[[ Data shown open ]]

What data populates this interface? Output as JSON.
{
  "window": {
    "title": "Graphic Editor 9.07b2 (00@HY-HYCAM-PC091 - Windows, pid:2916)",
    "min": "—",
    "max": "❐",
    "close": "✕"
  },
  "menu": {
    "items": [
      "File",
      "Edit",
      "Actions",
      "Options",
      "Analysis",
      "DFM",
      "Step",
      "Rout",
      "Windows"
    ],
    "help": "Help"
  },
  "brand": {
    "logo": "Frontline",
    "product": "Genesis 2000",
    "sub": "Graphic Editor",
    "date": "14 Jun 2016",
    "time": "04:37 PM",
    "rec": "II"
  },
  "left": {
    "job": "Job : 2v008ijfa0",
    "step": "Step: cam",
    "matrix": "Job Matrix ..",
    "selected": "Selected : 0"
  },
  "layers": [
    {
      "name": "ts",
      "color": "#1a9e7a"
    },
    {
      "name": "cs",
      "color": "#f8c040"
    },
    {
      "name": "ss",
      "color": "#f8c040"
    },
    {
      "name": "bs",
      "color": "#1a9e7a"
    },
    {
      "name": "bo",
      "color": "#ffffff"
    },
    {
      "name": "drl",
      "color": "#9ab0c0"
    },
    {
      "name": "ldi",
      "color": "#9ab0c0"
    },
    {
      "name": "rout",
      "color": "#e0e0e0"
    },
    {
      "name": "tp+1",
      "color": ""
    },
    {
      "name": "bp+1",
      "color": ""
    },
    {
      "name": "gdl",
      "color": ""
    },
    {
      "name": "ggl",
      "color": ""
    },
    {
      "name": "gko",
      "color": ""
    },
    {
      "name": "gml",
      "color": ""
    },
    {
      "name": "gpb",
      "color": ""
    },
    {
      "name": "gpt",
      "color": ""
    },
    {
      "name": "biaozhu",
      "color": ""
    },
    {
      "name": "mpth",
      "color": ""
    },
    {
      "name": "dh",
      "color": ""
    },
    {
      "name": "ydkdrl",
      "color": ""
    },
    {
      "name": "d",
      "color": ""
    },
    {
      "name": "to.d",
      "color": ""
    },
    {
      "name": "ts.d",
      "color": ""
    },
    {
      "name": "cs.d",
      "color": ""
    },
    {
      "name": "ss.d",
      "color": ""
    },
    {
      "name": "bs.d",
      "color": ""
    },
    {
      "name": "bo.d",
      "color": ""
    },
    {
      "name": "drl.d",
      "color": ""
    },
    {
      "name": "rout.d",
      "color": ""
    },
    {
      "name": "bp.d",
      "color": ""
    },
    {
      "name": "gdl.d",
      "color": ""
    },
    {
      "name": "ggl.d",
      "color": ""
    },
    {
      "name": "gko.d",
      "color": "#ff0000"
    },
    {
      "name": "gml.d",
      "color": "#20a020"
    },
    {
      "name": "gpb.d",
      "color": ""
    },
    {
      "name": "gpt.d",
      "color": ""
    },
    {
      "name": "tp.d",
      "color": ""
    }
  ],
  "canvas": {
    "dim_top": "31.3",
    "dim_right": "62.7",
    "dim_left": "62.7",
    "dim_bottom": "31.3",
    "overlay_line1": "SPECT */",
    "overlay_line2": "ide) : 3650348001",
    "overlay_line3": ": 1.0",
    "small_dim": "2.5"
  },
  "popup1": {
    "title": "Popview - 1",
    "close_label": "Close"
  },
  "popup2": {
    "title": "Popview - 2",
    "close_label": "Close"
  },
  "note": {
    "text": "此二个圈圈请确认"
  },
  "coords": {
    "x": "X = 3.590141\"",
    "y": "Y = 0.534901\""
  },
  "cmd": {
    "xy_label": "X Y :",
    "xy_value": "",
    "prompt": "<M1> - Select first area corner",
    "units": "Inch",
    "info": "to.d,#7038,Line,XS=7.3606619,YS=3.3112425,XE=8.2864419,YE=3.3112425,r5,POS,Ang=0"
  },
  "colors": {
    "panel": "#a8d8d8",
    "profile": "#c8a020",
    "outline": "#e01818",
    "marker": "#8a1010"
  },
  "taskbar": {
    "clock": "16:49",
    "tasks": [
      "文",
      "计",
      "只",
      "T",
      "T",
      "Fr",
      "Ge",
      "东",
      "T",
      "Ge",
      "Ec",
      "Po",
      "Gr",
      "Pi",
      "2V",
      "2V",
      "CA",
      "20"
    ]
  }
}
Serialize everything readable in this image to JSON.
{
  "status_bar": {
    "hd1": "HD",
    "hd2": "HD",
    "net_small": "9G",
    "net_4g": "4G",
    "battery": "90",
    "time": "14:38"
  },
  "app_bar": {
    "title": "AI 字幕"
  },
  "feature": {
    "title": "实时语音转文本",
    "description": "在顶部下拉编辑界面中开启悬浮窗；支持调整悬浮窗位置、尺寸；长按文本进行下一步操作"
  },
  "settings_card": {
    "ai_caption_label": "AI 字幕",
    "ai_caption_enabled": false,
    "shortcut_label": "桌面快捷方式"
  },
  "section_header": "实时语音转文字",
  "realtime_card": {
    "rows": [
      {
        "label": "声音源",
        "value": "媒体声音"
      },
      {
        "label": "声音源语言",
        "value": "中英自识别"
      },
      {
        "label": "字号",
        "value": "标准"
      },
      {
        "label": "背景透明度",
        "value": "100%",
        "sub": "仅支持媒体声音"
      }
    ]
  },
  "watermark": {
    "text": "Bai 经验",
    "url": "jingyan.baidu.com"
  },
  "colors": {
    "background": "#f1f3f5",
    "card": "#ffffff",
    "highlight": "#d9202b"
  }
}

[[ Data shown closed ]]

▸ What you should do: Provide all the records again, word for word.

▸ The answer:
What data populates this interface? Output as JSON.
{
  "window": {
    "title": "Graphic Editor 9.07b2 (00@HY-HYCAM-PC091 - Windows, pid:2916)",
    "min": "—",
    "max": "❐",
    "close": "✕"
  },
  "menu": {
    "items": [
      "File",
      "Edit",
      "Actions",
      "Options",
      "Analysis",
      "DFM",
      "Step",
      "Rout",
      "Windows"
    ],
    "help": "Help"
  },
  "brand": {
    "logo": "Frontline",
    "product": "Genesis 2000",
    "sub": "Graphic Editor",
    "date": "14 Jun 2016",
    "time": "04:37 PM",
    "rec": "II"
  },
  "left": {
    "job": "Job : 2v008ijfa0",
    "step": "Step: cam",
    "matrix": "Job Matrix ..",
    "selected": "Selected : 0"
  },
  "layers": [
    {
      "name": "ts",
      "color": "#1a9e7a"
    },
    {
      "name": "cs",
      "color": "#f8c040"
    },
    {
      "name": "ss",
      "color": "#f8c040"
    },
    {
      "name": "bs",
      "color": "#1a9e7a"
    },
    {
      "name": "bo",
      "color": "#ffffff"
    },
    {
      "name": "drl",
      "color": "#9ab0c0"
    },
    {
      "name": "ldi",
      "color": "#9ab0c0"
    },
    {
      "name": "rout",
      "color": "#e0e0e0"
    },
    {
      "name": "tp+1",
      "color": ""
    },
    {
      "name": "bp+1",
      "color": ""
    },
    {
      "name": "gdl",
      "color": ""
    },
    {
      "name": "ggl",
      "color": ""
    },
    {
      "name": "gko",
      "color": ""
    },
    {
      "name": "gml",
      "color": ""
    },
    {
      "name": "gpb",
      "color": ""
    },
    {
      "name": "gpt",
      "color": ""
    },
    {
      "name": "biaozhu",
      "color": ""
    },
    {
      "name": "mpth",
      "color": ""
    },
    {
      "name": "dh",
      "color": ""
    },
    {
      "name": "ydkdrl",
      "color": ""
    },
    {
      "name": "d",
      "color": ""
    },
    {
      "name": "to.d",
      "color": ""
    },
    {
      "name": "ts.d",
      "color": ""
    },
    {
      "name": "cs.d",
      "color": ""
    },
    {
      "name": "ss.d",
      "color": ""
    },
    {
      "name": "bs.d",
      "color": ""
    },
    {
      "name": "bo.d",
      "color": ""
    },
    {
      "name": "drl.d",
      "color": ""
    },
    {
      "name": "rout.d",
      "color": ""
    },
    {
      "name": "bp.d",
      "color": ""
    },
    {
      "name": "gdl.d",
      "color": ""
    },
    {
      "name": "ggl.d",
      "color": ""
    },
    {
      "name": "gko.d",
      "color": "#ff0000"
    },
    {
      "name": "gml.d",
      "color": "#20a020"
    },
    {
      "name": "gpb.d",
      "color": ""
    },
    {
      "name": "gpt.d",
      "color": ""
    },
    {
      "name": "tp.d",
      "color": ""
    }
  ],
  "canvas": {
    "dim_top": "31.3",
    "dim_right": "62.7",
    "dim_left": "62.7",
    "dim_bottom": "31.3",
    "overlay_line1": "SPECT */",
    "overlay_line2": "ide) : 3650348001",
    "overlay_line3": ": 1.0",
    "small_dim": "2.5"
  },
  "popup1": {
    "title": "Popview - 1",
    "close_label": "Close"
  },
  "popup2": {
    "title": "Popview - 2",
    "close_label": "Close"
  },
  "note": {
    "text": "此二个圈圈请确认"
  },
  "coords": {
    "x": "X = 3.590141\"",
    "y": "Y = 0.534901\""
  },
  "cmd": {
    "xy_label": "X Y :",
    "xy_value": "",
    "prompt": "<M1> - Select first area corner",
    "units": "Inch",
    "info": "to.d,#7038,Line,XS=7.3606619,YS=3.3112425,XE=8.2864419,YE=3.3112425,r5,POS,Ang=0"
  },
  "colors": {
    "panel": "#a8d8d8",
    "profile": "#c8a020",
    "outline": "#e01818",
    "marker": "#8a1010"
  },
  "taskbar": {
    "clock": "16:49",
    "tasks": [
      "文",
      "计",
      "只",
      "T",
      "T",
      "Fr",
      "Ge",
      "东",
      "T",
      "Ge",
      "Ec",
      "Po",
      "Gr",
      "Pi",
      "2V",
      "2V",
      "CA",
      "20"
    ]
  }
}
Serialize everything readable in this image to JSON.
{
  "status_bar": {
    "hd1": "HD",
    "hd2": "HD",
    "net_small": "9G",
    "net_4g": "4G",
    "battery": "90",
    "time": "14:38"
  },
  "app_bar": {
    "title": "AI 字幕"
  },
  "feature": {
    "title": "实时语音转文本",
    "description": "在顶部下拉编辑界面中开启悬浮窗；支持调整悬浮窗位置、尺寸；长按文本进行下一步操作"
  },
  "settings_card": {
    "ai_caption_label": "AI 字幕",
    "ai_caption_enabled": false,
    "shortcut_label": "桌面快捷方式"
  },
  "section_header": "实时语音转文字",
  "realtime_card": {
    "rows": [
      {
        "label": "声音源",
        "value": "媒体声音"
      },
      {
        "label": "声音源语言",
        "value": "中英自识别"
      },
      {
        "label": "字号",
        "value": "标准"
      },
      {
        "label": "背景透明度",
        "value": "100%",
        "sub": "仅支持媒体声音"
      }
    ]
  },
  "watermark": {
    "text": "Bai 经验",
    "url": "jingyan.baidu.com"
  },
  "colors": {
    "background": "#f1f3f5",
    "card": "#ffffff",
    "highlight": "#d9202b"
  }
}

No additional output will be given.